Google’s “Panda” algorithm update is mauling content-farms like Demand’s eHow.com. And not only that, Google is encouraging the masses to rat them out. If you use Google’s Chrome browser, you can install their Personal Blocklist plugin. With one click, you can make all the eHow pages go away. And Google watches who you vote off the island. If you don’t like it, Google probably doesn’t like it either.

I don’t know if Demand Media will survive or not. What I do know is that Google will fight tooth-and-claw to protect its SERPs (search engine result pages) because that is their content. Anybody who thinks they can game the system on a sustained basis is living in a dream world.

And even if the army of idiots which is flooding the world with “how to drink water” pages were to ultimately succeed, and overrun Google, they would still perish because everybody would quit using search engines to find things.

There are laws against email spam. There are laws against idiots calling you on the phone all day. Will there one day be a law against web spam? I don’t know, but it might be the only way to save search engines in the long run.

If you are a stock-picker who does fundamental analysis, you now have another metric to evaluate: how much of the company’s revenue is derived from black-hat SEO? Because it is only a matter of time before Google comes for them.

The reason why eHow wrote a “how to pour water” page was to attract bottled-water ads from Google AdSense. Look down at the bottom of that page and you will see them, assuming that you are not running AdBlock. Profit margins on water products are high, and I wouldn’t be surprised if those advertisers are spending a lot on those ads. eHow gets paid every time somebody clicks on one. OK, the page may not attract a lot of traffic, but the whole point of a content farm is to make a million such pages so that the revenue ads up to something substantial.
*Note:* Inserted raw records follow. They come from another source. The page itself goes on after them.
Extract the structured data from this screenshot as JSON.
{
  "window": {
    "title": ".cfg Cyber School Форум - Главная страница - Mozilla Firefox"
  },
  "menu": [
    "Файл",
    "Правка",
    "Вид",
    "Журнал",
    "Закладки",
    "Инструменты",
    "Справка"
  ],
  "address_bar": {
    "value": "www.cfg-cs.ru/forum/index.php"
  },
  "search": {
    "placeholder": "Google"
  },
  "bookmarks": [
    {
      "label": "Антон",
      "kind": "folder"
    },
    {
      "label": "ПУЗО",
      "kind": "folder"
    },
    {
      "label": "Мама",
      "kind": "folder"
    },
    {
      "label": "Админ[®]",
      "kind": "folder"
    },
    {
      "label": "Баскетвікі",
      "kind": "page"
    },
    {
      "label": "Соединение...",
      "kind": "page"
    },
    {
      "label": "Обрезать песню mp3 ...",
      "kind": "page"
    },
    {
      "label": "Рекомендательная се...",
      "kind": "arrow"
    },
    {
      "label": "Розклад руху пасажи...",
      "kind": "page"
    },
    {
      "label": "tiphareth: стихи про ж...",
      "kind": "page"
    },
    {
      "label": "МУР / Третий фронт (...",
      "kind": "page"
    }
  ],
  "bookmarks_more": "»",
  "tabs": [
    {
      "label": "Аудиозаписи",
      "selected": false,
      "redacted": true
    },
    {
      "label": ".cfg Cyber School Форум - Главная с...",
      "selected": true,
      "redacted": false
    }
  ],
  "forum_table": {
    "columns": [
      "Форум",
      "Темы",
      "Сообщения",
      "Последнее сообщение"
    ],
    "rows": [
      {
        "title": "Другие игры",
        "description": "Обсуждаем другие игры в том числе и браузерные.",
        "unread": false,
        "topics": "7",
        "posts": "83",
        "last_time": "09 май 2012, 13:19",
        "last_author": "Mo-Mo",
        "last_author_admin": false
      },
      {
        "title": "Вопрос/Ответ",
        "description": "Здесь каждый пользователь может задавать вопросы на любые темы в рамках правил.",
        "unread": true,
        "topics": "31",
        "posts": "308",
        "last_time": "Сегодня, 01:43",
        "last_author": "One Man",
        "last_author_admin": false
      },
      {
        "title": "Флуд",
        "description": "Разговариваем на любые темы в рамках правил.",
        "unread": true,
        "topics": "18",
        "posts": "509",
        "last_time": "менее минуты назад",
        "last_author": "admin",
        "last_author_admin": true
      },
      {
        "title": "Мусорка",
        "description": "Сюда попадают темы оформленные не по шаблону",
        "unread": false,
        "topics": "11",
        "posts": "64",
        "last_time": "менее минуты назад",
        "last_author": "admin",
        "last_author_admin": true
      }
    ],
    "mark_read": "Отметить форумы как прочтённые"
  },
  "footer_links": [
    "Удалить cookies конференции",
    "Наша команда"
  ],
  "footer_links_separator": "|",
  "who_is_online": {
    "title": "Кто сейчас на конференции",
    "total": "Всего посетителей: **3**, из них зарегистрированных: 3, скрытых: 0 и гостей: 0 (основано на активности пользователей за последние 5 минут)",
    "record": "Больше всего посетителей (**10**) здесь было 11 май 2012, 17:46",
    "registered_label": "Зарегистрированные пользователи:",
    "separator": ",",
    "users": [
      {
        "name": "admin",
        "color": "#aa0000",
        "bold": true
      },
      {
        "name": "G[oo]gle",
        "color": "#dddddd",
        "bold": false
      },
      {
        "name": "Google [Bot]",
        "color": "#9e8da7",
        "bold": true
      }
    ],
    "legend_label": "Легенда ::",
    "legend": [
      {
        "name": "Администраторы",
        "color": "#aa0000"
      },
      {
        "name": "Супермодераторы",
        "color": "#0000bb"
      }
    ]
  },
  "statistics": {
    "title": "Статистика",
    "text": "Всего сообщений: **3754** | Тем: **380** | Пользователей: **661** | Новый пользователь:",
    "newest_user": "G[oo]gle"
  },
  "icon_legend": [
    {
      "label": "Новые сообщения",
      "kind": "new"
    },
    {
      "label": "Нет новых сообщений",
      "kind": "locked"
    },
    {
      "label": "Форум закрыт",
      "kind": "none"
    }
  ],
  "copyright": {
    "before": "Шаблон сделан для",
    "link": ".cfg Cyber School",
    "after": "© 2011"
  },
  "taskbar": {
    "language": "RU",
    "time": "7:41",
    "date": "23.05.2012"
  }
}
And that is indeed clever. But not from Google’s perspective. In fact, when Google sees a page like that, smoke starts to come out of its ears as it reaches for the laser canon. Google always talks about their algorithms, and how an impartial robot is trying to build the best SERPs. But I guarantee you that in addition to that, the actual people at Google take it very personally.

Any algorithm can be gamed if you know how it works. When a company like Demand Media games the algos, it is a direct threat to Google’s bread and butter. Google will crush them because it has no choice.

Personally, I wouldn’t hold the stock of a company like Demand Media if you put a gun to my head. And I wouldn’t be the least bit surprised if it went to zero, never having turned a profit. No doubt they are very smart people, and they may figure out a way to survive. But Google only wants to list links to quality content, and if Demand has to spend more money to bring up its quality, that would certainly eat into any future profits.